Real Estate’s music has a methodical beauty. The guitar riffs are neatly plucked. The drumming is orderly, and the mixes are as clean as a show house interior. These are traits not generally associated with great indie rock music. In lesser hands, the band’s tranquil manifesto would fall into motionless, “sounds pretty good” territory — vague background music that doesn’t press down with any kind of impression. But Real Estate’s gentle touch is hard to turn away from. They embrace their soothing orchestration like a parent holds their newborn. This isn’t just music made at the band’s own pace. It brings listeners down to their speed.
In Mind is a thorough portrait of Real Estate’s comforting scripture. The touching points are pretty much the same as before — the psych-tinged ‘60s rock of The Beatles and The Byrds through to the Pink Floydian prog touches and the misty guitar lines of ‘80s groups like Galaxie 500 and Echo & the Bunnymen — but the six-piece bring their own hazy lucidity. There’s the odd bit of reverb, but the band don’t douse their arrangements in it. Instead, it’s the clear symphonies, lustrous melodies, and singer Martin Courtney’s sweet vocals that take you into a kind of hallucination. In Mind invites you deep into the narrator’s subconscious. Grasping with these songs is like trying to reconstruct a dream you had the night before.
Reality feels slippery, and time doesn’t seem to flow in an uninterrupted straight line. On opener “Darling”, Courtney waits at home for the return of his lover. Great importance is placed on the smallest detail (“The black and yellow finches/ That nest in our new ferns”) as night becomes day, and day becomes night. How much time has passed? Impossible to say. The heartbroken storyteller could be any age, or he could be trapped in the infinitive loop of dream world. Yet “Darling”, a single, is actually one of the propulsive pop numbers in the set. The guitar riffs flicker and spark, and the hook sticks. Everything Real Estate touches turns to bliss.
Other tracks find the band sinking into a drowsier state. They frequently work sleep and dreams into their songs, doubling down on their foggy ethos. On “Serve the Song”, Courtney sings: “I woke up Sunday morning back where I belong,” voicing the escape of unconsciousness that’s frequently hinted at. On ballad “After the Moon”, listeners are encouraged to “just the let movie play out in your head.” The group rarely write hard angles into their songs. Their lyricism leans on expressive language and mild surrealism.
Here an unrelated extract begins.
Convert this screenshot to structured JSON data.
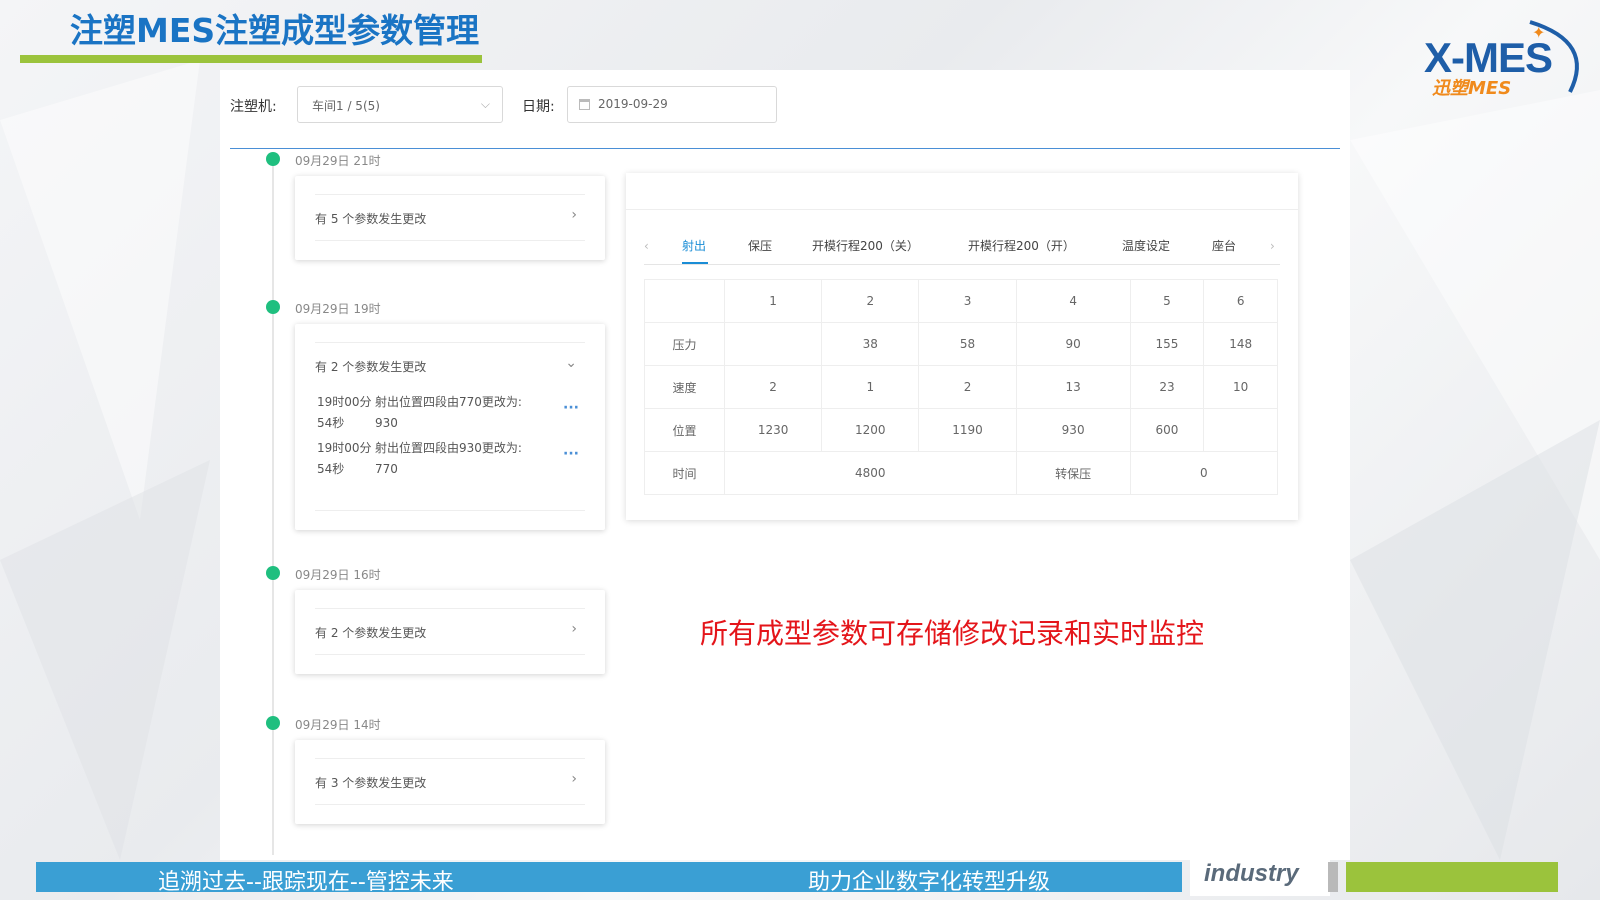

Elsewhere, “Same Sun” rides the kind of jangly riff that might have underpinned an early Smiths single. It’s “Two Arrows”, though, that encapsulates Real Estate’s flair for the serene. The first half of the near-seven-minute jam is lazily strummed aural candy. The second half sees a slippery guitar line on repeat, a more fuzzy lead laid on top, and Jackson Pollis’ Nick Mason-style drum rolls. Just a handful of elements, but there’s soul between the sounds — as much musicality in the spaces as the noise. In Mind may lack friction (there’s no Zepplyn-esque banger to keep your guard up), but it’s no worse for it. This is a band cruising in their own lane, the road smooth as Teflon.
Essential Tracks: “Darling” and “Two Arrows”